They hailed her “Liberty,” but she was free only to obey—or die.
Betrayed by her father and sold as payment of a Roman tax debt to fight in Londinium’s arena, gladiatrix-slave Rhyddes feels like a wild beast in a gilded cage. Celtic warrior blood flows in her veins, but Roman masters own her body. She clings to her vow that no man shall claim her soul, though Marcus Calpurnius Aquila, son of the Roman governor, makes her yearn for a love she believes impossible.
Groomed to follow in his father’s footsteps and trapped in a politically advantageous betrothal, Aquila prefers the purity of combat on the amphitheater sands to the sinister intrigues of imperial politics, and the raw power and athletic grace of the flame-haired Libertas to the adoring deference of Rome’s noblewomen.
When a plot to overthrow Caesar ensnares them as pawns in the dark design, Aquila must choose between the Celtic slave who has won his heart and the empire to which they both owe allegiance. Trusting no man and knowing the opposite of obedience is death, the only liberty offered to any slave, Rhyddes must embrace her arena name—and the love of a man willing to sacrifice everything to forge a future with her.
Liberty opens with the sorry plight of Celtic teen Rhyddes; a Celt in a land conquered by the Romans. Though her name meant freedom, she was little more than a slave: almost a slave to her own family.
Liberty immediately seizes the reader’s attention and sympathy. Rhyddes’ Father is tough and demanding- he is with all his children. Still Rhyddes demonstrates caring and courage right off the bat. She protects brother Owen to her own cost and, farmhand though she is, we also see she’s a good fighter when need arises. She establishes her value, and we readers assume that events will transpire that allow her family to see her value, as well. We can only hope…
She proves worth more to others. Suddenly, those hard days with a pitchfork in her hands will serve her well….
Meanwhile, another character is introduced, long before their actual meeting. Marcus, who one might well imagine fared better as one of the conquerors, also suffers from parental disapproval. He’s headstrong, proud and tough, but he too has to answer for every action.
Rhyddes’ survival has given her both strength and defiance. Unalike as the two might seem, they are both strong, in their own way, but when they meet, events seem to turn against them. Indeed, circumstances must keep them apart, although we cannot but keep hoping for different circumstances!
I was troubled throughout as to why our main character started off in such disfavor with her father. Although the author leaves no string untied by the end, it seemed like a long wait to get the answer. Overall, I thoroughly enjoyed this story. The setting, characters and action were all interesting and well-presented.
Ms. Headlee’s straightforward writing style is not intrusive but is descriptive. The overall plot seems distant and in truth, we see this history from just one little corner of it. This is very character-driven story with sweet moments and occasional humor.
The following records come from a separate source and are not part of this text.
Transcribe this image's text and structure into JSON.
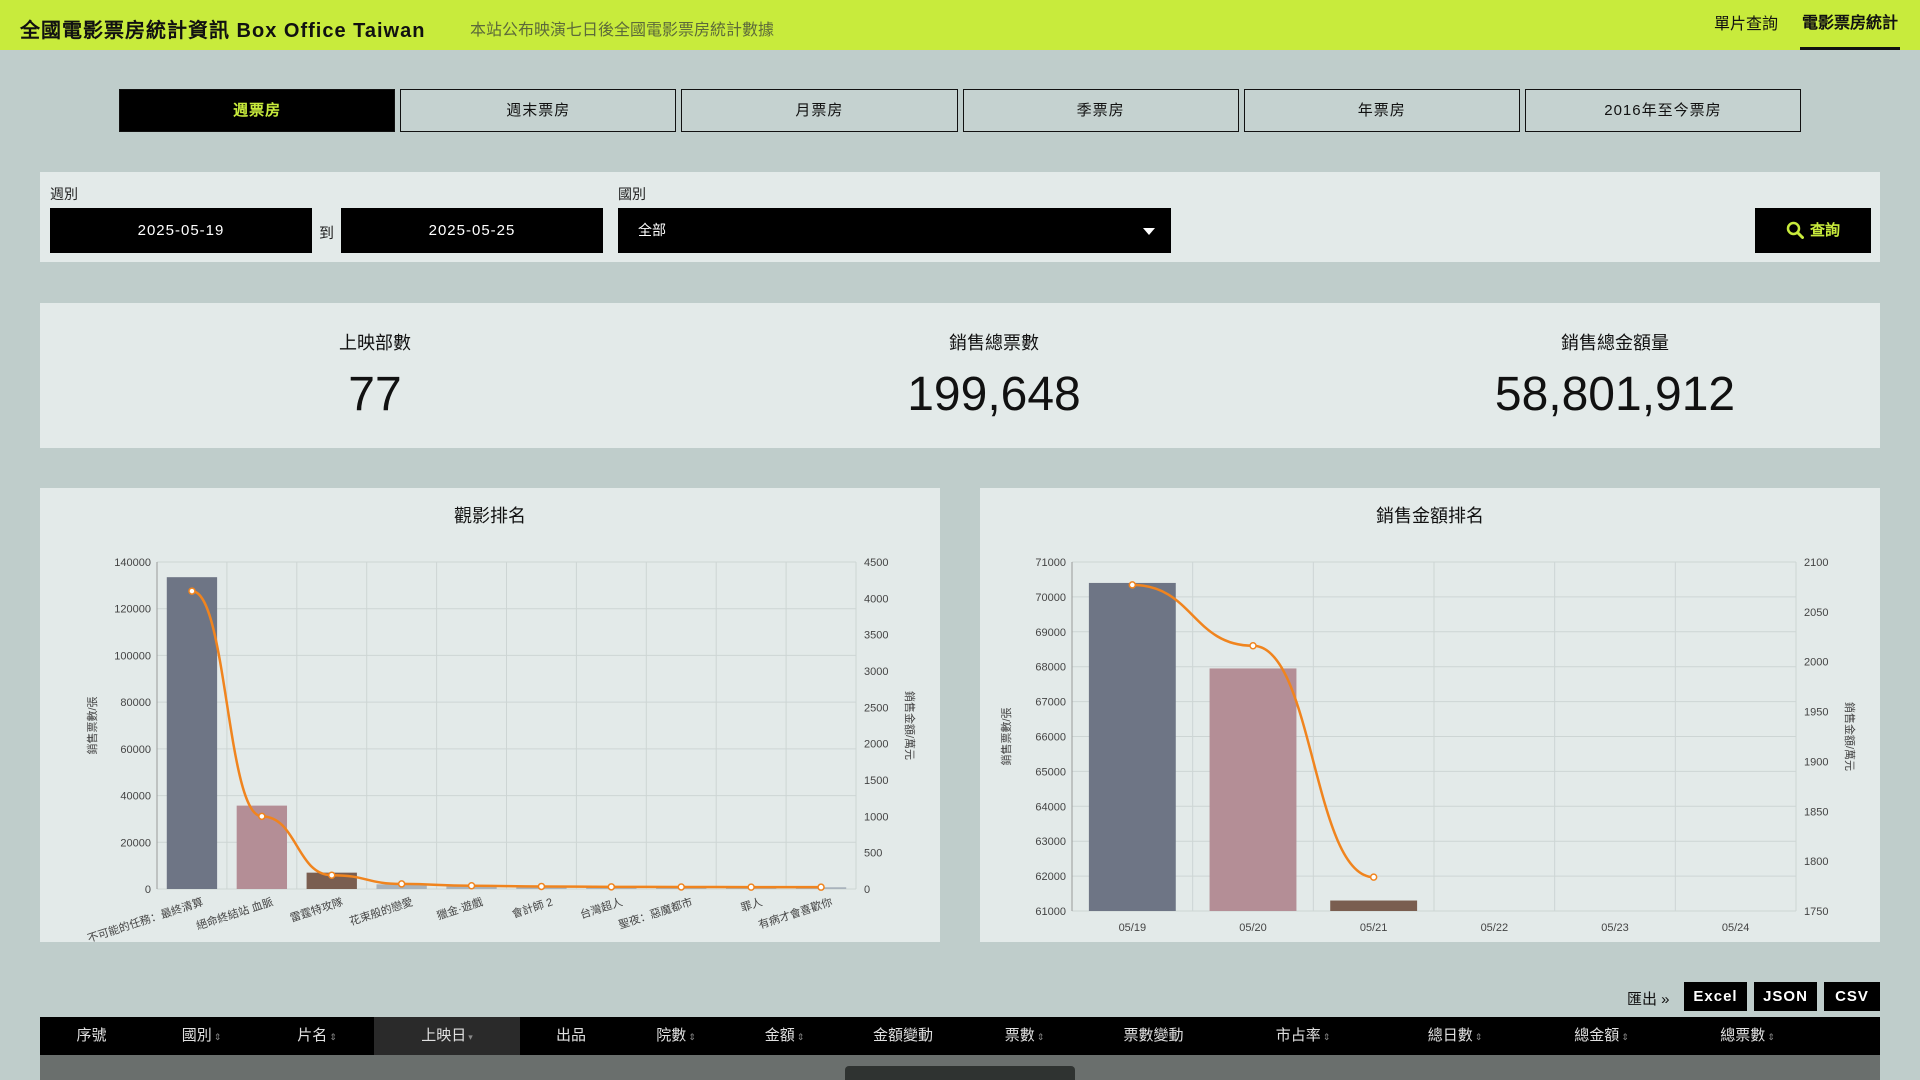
{
  "header": {
    "title": "全國電影票房統計資訊 Box Office Taiwan",
    "subtitle": "本站公布映演七日後全國電影票房統計數據",
    "nav": [
      {
        "label": "單片查詢",
        "active": false
      },
      {
        "label": "電影票房統計",
        "active": true
      }
    ]
  },
  "tabs": [
    {
      "label": "週票房",
      "active": true
    },
    {
      "label": "週末票房",
      "active": false
    },
    {
      "label": "月票房",
      "active": false
    },
    {
      "label": "季票房",
      "active": false
    },
    {
      "label": "年票房",
      "active": false
    },
    {
      "label": "2016年至今票房",
      "active": false
    }
  ],
  "filter": {
    "week_label": "週別",
    "start_date": "2025-05-19",
    "to_label": "到",
    "end_date": "2025-05-25",
    "country_label": "國別",
    "country_value": "全部",
    "search_label": "查詢"
  },
  "stats": {
    "films_label": "上映部數",
    "films_value": "77",
    "tickets_label": "銷售總票數",
    "tickets_value": "199,648",
    "amount_label": "銷售總金額量",
    "amount_value": "58,801,912"
  },
  "charts": [
    {
      "title": "觀影排名",
      "type": "bar",
      "y_left_label": "銷售票數/張",
      "y_right_label": "銷售金額/萬元",
      "y_left_ticks": [
        "0",
        "20000",
        "40000",
        "60000",
        "80000",
        "100000",
        "120000",
        "140000"
      ],
      "y_right_ticks": [
        "0",
        "500",
        "1000",
        "1500",
        "2000",
        "2500",
        "3000",
        "3500",
        "4000",
        "4500"
      ],
      "x_labels": [
        "不可能的任務：最終清算",
        "絕命終結站 血脈",
        "雷霆特攻隊",
        "花束般的戀愛",
        "獵金·遊戲",
        "會計師 2",
        "台灣超人",
        "聖夜：惡魔都市",
        "罪人",
        "有病才會喜歡你"
      ],
      "colors": {
        "bar1": "#6e7585",
        "bar2": "#b48e96",
        "bar3": "#7a5e50",
        "bar_rest": "#a9b3bc",
        "line": "#f0841e"
      }
    },
    {
      "title": "銷售金額排名",
      "type": "bar",
      "y_left_label": "銷售票數/張",
      "y_right_label": "銷售金額/萬元",
      "y_left_ticks": [
        "61000",
        "62000",
        "63000",
        "64000",
        "65000",
        "66000",
        "67000",
        "68000",
        "69000",
        "70000",
        "71000"
      ],
      "y_right_ticks": [
        "1750",
        "1800",
        "1850",
        "1900",
        "1950",
        "2000",
        "2050",
        "2100"
      ],
      "x_labels": [
        "05/19",
        "05/20",
        "05/21",
        "05/22",
        "05/23",
        "05/24"
      ],
      "colors": {
        "bar1": "#6e7585",
        "bar2": "#b48e96",
        "bar3": "#7a5e50",
        "line": "#f0841e"
      }
    }
  ],
  "chart_data": [
    {
      "type": "bar",
      "title": "觀影排名",
      "categories": [
        "不可能的任務：最終清算",
        "絕命終結站 血脈",
        "雷霆特攻隊",
        "花束般的戀愛",
        "獵金·遊戲",
        "會計師 2",
        "台灣超人",
        "聖夜：惡魔都市",
        "罪人",
        "有病才會喜歡你"
      ],
      "series": [
        {
          "name": "銷售票數/張",
          "type": "bar",
          "axis": "left",
          "values": [
            133500,
            35700,
            7000,
            2000,
            1300,
            1000,
            900,
            850,
            800,
            750
          ]
        },
        {
          "name": "銷售金額/萬元",
          "type": "line",
          "axis": "right",
          "values": [
            4100,
            1000,
            190,
            70,
            45,
            35,
            30,
            28,
            26,
            25
          ]
        }
      ],
      "ylim_left": [
        0,
        140000
      ],
      "ylim_right": [
        0,
        4500
      ]
    },
    {
      "type": "bar",
      "title": "銷售金額排名",
      "categories": [
        "05/19",
        "05/20",
        "05/21",
        "05/22",
        "05/23",
        "05/24"
      ],
      "series": [
        {
          "name": "銷售票數/張",
          "type": "bar",
          "axis": "left",
          "values": [
            70400,
            67950,
            61300
          ]
        },
        {
          "name": "銷售金額/萬元",
          "type": "line",
          "axis": "right",
          "values": [
            2077,
            2016,
            1784
          ]
        }
      ],
      "ylim_left": [
        61000,
        71000
      ],
      "ylim_right": [
        1750,
        2100
      ]
    }
  ],
  "export": {
    "label": "匯出 »",
    "buttons": [
      "Excel",
      "JSON",
      "CSV"
    ]
  },
  "table": {
    "columns": [
      {
        "label": "序號",
        "sortable": false
      },
      {
        "label": "國別",
        "sortable": true
      },
      {
        "label": "片名",
        "sortable": true
      },
      {
        "label": "上映日",
        "sortable": true,
        "sorted": true
      },
      {
        "label": "出品",
        "sortable": false
      },
      {
        "label": "院數",
        "sortable": true
      },
      {
        "label": "金額",
        "sortable": true
      },
      {
        "label": "金額變動",
        "sortable": false
      },
      {
        "label": "票數",
        "sortable": true
      },
      {
        "label": "票數變動",
        "sortable": false
      },
      {
        "label": "市占率",
        "sortable": true
      },
      {
        "label": "總日數",
        "sortable": true
      },
      {
        "label": "總金額",
        "sortable": true
      },
      {
        "label": "總票數",
        "sortable": true
      }
    ]
  }
}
Rhyddes’ connection to and sympathy for her family members is a constant. I really liked the characters. I wouldn’t say every romance fan will love this, but if you are looking for a bit of unpredictable action with your romance, you might find Liberty just perfect.